(Records from a data source)
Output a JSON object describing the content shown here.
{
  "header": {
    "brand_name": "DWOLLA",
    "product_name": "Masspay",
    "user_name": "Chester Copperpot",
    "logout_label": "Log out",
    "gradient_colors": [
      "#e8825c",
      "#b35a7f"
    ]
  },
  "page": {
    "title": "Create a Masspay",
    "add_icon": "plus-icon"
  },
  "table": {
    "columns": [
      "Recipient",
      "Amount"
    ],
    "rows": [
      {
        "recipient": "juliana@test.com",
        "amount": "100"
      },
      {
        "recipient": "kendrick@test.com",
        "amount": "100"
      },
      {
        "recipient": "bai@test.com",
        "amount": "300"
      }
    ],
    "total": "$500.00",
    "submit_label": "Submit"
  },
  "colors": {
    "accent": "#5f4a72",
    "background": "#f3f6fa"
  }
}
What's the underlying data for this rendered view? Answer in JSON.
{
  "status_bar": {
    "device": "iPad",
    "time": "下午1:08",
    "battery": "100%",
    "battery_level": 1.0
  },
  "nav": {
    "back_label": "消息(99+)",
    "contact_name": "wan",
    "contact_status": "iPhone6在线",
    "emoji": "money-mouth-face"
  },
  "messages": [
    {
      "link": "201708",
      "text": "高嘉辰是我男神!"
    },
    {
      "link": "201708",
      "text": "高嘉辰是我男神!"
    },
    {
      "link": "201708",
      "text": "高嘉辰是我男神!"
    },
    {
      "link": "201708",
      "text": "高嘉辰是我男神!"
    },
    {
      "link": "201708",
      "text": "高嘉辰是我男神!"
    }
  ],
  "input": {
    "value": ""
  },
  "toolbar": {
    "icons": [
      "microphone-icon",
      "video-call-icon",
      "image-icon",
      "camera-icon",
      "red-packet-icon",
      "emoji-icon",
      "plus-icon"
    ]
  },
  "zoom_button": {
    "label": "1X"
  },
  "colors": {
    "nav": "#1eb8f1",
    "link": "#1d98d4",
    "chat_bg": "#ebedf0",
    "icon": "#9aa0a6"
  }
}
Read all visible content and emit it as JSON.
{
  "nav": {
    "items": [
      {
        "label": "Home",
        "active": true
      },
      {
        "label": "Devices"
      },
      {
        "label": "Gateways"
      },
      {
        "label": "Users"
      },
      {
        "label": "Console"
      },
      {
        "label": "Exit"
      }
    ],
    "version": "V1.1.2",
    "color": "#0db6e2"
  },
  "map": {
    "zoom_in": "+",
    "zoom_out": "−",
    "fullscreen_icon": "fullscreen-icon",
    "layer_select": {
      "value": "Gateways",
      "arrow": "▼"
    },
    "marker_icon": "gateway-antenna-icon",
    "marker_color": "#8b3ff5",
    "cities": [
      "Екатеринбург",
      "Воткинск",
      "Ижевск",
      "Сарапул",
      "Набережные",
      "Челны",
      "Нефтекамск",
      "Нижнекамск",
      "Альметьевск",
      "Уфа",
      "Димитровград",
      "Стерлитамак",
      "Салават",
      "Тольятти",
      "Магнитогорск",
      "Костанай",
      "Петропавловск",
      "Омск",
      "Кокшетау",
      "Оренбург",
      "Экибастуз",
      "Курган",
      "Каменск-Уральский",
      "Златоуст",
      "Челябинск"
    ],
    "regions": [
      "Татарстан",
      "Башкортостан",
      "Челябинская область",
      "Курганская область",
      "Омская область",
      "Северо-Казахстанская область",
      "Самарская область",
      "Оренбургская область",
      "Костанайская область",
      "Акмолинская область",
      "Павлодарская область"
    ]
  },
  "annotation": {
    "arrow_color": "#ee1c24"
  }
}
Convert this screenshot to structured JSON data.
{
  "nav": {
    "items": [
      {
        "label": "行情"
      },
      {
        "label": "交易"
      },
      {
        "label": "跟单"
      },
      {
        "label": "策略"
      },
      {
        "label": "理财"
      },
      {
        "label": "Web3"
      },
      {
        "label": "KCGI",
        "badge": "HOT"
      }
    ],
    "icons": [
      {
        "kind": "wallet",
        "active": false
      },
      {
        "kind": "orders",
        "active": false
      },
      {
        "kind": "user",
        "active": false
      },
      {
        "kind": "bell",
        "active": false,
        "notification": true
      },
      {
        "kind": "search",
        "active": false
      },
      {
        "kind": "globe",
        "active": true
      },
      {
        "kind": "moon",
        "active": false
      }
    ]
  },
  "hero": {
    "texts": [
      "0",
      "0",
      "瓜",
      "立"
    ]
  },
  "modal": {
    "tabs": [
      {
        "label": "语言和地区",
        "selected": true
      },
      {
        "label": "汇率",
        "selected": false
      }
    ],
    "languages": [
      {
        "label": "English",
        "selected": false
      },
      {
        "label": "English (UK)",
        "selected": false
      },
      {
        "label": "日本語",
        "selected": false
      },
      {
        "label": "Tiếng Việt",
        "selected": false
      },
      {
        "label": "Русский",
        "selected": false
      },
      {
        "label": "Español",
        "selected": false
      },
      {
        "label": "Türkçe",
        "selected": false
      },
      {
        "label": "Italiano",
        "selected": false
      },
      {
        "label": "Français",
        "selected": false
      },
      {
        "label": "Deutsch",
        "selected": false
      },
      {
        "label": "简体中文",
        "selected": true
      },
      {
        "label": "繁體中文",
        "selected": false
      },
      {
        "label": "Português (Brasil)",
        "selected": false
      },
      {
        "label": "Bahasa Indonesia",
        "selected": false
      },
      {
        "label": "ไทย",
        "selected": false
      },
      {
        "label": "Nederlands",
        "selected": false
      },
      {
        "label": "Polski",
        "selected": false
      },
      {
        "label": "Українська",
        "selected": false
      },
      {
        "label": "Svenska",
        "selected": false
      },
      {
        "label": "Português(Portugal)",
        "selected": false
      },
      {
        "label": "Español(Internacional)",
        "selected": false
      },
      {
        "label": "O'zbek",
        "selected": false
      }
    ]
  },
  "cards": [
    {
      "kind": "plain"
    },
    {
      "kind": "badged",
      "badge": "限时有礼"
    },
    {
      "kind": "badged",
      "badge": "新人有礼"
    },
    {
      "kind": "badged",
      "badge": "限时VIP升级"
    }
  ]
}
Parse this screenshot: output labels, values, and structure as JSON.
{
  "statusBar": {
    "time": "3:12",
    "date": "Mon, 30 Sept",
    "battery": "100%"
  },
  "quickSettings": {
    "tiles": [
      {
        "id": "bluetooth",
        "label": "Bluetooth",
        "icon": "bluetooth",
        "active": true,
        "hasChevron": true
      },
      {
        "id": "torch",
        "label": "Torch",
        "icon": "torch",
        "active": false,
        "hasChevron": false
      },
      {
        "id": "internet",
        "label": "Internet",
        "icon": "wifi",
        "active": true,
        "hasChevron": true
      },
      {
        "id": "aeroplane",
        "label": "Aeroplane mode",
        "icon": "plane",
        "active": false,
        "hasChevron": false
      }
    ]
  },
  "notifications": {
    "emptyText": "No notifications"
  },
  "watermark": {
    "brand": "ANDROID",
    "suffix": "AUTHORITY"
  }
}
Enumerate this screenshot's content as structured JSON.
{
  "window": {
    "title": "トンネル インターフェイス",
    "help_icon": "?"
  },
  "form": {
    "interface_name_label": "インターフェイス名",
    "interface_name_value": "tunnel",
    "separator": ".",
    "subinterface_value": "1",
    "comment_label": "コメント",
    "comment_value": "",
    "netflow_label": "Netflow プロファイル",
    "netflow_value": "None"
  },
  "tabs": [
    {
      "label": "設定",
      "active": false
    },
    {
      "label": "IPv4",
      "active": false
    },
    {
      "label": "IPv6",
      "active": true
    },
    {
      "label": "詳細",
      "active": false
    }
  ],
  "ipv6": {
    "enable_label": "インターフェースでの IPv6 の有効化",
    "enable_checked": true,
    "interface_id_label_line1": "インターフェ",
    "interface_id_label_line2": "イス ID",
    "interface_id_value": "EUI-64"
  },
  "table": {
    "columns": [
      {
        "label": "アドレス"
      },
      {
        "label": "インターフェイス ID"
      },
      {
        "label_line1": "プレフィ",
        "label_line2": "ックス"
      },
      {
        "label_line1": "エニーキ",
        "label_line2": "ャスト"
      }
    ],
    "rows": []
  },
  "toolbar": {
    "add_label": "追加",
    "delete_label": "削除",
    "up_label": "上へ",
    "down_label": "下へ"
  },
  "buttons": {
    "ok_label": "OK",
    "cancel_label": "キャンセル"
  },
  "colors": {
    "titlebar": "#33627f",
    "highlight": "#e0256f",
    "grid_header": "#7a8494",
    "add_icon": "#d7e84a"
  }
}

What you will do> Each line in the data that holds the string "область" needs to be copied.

Exercise output>
      "Челябинская область",
      "Курганская область",
      "Омская область",
      "Северо-Казахстанская область",
      "Самарская область",
      "Оренбургская область",
      "Костанайская область",
      "Акмолинская область",
      "Павлодарская область"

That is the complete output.